I-Team Investigation Sparks Action To Strengthen Oversight At Child Care Facilities
By Charlotte Huffman
PHILADELPHIA (CBS) — Because of our investigation into daycare centers, action is now being taken to strengthen oversight at hundreds of these facilities.
Investigative reporter Charlotte Huffman has more on today’s developments.
It all started when a 3-year-old boy was found alone and wandering the streets of Philadelphia after walking away from a Philly daycare.
“He just shot past this way and he went up towards the Boulevard,” said a neighbor who saw the boy.
Surprisingly, the I-Team found that the Pennsylvania’s State Department of Welfare, the state agency responsible for routine inspections had never inspected that center, until after that incident.
The facility is a family child care home.
It’s the smaller type daycare that is allowed to care for up to 6 children.
Only an initial fire safety inspection by the city is required.
Unlike larger daycare facilities, all 800 of the smaller ones are not subject to mandatory state inspections each year.
Only random checks are performed.
That discovery got the I-Team digging through hundreds of records.
And we found inspection results for just 10 percent of them.
Some of the violations included no FBI clearance for caretakers and evidence that staff used physical punishment on a child.
The I-Team’s investigation caught the attention of Philadelphia City Councilwoman Blondell Reynolds Brown.
“I was struck by the CBS story,” said the councilwoman.
“Anger doesn’t begin to capture the sentiment I would have as a mother to do discover that those responsible were not on their task in making sure my child was taken care of and so when I saw the story I put myself in that mother’s shoes,” she told us.
And today at City Hall Councilwoman Reynolds Brown introduced a bill to mandate annual inspections for all child care facilities in Philadelphia.
“The fact that we should go the extra mile to make sure children are protected is the responsible thing for us to do,” she said. “This legislation pushes us in that direction.”
Back in November, the state told us they don’t have the resources to inspect all daycares.

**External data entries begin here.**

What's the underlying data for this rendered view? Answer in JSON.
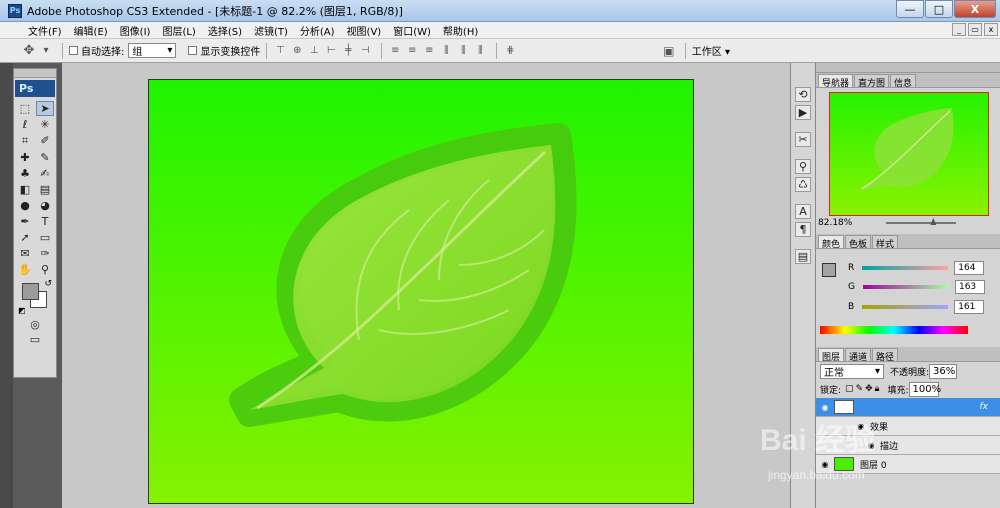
{
  "window": {
    "title": "Adobe Photoshop CS3 Extended - [未标题-1 @ 82.2% (图层1, RGB/8)]",
    "icon": "ps-app-icon",
    "buttons": [
      "—",
      "□",
      "X"
    ]
  },
  "menu": {
    "items": [
      "文件(F)",
      "编辑(E)",
      "图像(I)",
      "图层(L)",
      "选择(S)",
      "滤镜(T)",
      "分析(A)",
      "视图(V)",
      "窗口(W)",
      "帮助(H)"
    ]
  },
  "options": {
    "auto_select_label": "自动选择:",
    "auto_select_value": "组",
    "show_transform_label": "显示变换控件",
    "workspace_label": "工作区 ▾"
  },
  "toolbox": {
    "logo": "Ps"
  },
  "panels": {
    "navigator": {
      "tabs": [
        "导航器",
        "直方图",
        "信息"
      ],
      "zoom": "82.18%"
    },
    "color": {
      "tabs": [
        "颜色",
        "色板",
        "样式"
      ],
      "channels": [
        {
          "label": "R",
          "value": "164"
        },
        {
          "label": "G",
          "value": "163"
        },
        {
          "label": "B",
          "value": "161"
        }
      ]
    },
    "layers": {
      "tabs": [
        "图层",
        "通道",
        "路径"
      ],
      "blend_mode": "正常",
      "opacity_label": "不透明度:",
      "opacity_value": "36%",
      "lock_label": "锁定:",
      "fill_label": "填充:",
      "fill_value": "100%",
      "rows": [
        {
          "name": "",
          "fx": "fx"
        },
        {
          "name": "效果"
        },
        {
          "name": "描边"
        },
        {
          "name": "图层 0"
        }
      ]
    }
  },
  "watermark": {
    "main": "Bai 经验",
    "url": "jingyan.baidu.com"
  },
  "colors": {
    "canvas_top": "#1ff400",
    "canvas_bottom": "#86f200",
    "active_layer": "#3d8ee6",
    "ps_blue": "#1d4f91"
  }
}
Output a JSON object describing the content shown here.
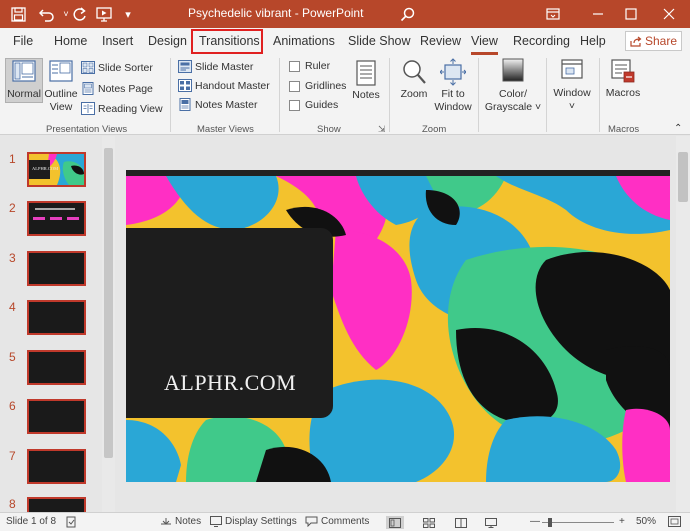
{
  "app": {
    "title": "Psychedelic vibrant  -  PowerPoint",
    "accent": "#b7472a",
    "highlight_box_color": "#e02020"
  },
  "quick_access": [
    "save-icon",
    "undo-icon",
    "redo-icon",
    "present-from-beginning-icon",
    "customize-icon"
  ],
  "window_controls": [
    "ribbon-display-icon",
    "minimize-icon",
    "restore-icon",
    "close-icon"
  ],
  "tabs": [
    "File",
    "Home",
    "Insert",
    "Design",
    "Transitions",
    "Animations",
    "Slide Show",
    "Review",
    "View",
    "Recording",
    "Help"
  ],
  "active_tab": "View",
  "highlighted_tab": "Transitions",
  "share_label": "Share",
  "ribbon": {
    "presentation_views": {
      "label": "Presentation Views",
      "normal": "Normal",
      "outline_line1": "Outline",
      "outline_line2": "View",
      "slide_sorter": "Slide Sorter",
      "notes_page": "Notes Page",
      "reading_view": "Reading View"
    },
    "master_views": {
      "label": "Master Views",
      "slide_master": "Slide Master",
      "handout_master": "Handout Master",
      "notes_master": "Notes Master"
    },
    "show": {
      "label": "Show",
      "ruler": "Ruler",
      "gridlines": "Gridlines",
      "guides": "Guides",
      "notes": "Notes"
    },
    "zoom": {
      "label": "Zoom",
      "zoom": "Zoom",
      "fit_line1": "Fit to",
      "fit_line2": "Window"
    },
    "color": {
      "line1": "Color/",
      "line2": "Grayscale ˅"
    },
    "window": {
      "label": "Window",
      "caret": "˅"
    },
    "macros": {
      "label": "Macros",
      "button": "Macros"
    }
  },
  "thumbnails": [
    {
      "num": "1",
      "caption": "ALPHR.COM"
    },
    {
      "num": "2",
      "caption": ""
    },
    {
      "num": "3",
      "caption": ""
    },
    {
      "num": "4",
      "caption": ""
    },
    {
      "num": "5",
      "caption": ""
    },
    {
      "num": "6",
      "caption": ""
    },
    {
      "num": "7",
      "caption": ""
    },
    {
      "num": "8",
      "caption": ""
    }
  ],
  "slide": {
    "title_text": "ALPHR.COM",
    "colors": [
      "#f3c22d",
      "#2aa7d6",
      "#ff2fc4",
      "#40c98a",
      "#111111"
    ]
  },
  "status": {
    "slide_of": "Slide 1 of 8",
    "notes": "Notes",
    "display_settings": "Display Settings",
    "comments": "Comments",
    "zoom_level": "50%",
    "zoom_minus": "—",
    "zoom_plus": "+"
  }
}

That’s why Reynolds Brown plans to hold hearings to figure out how the city and state can work together to solve the problem.
Because bottom line, when parents choose a licensed daycare, there’s an assumption that the facility is in compliance.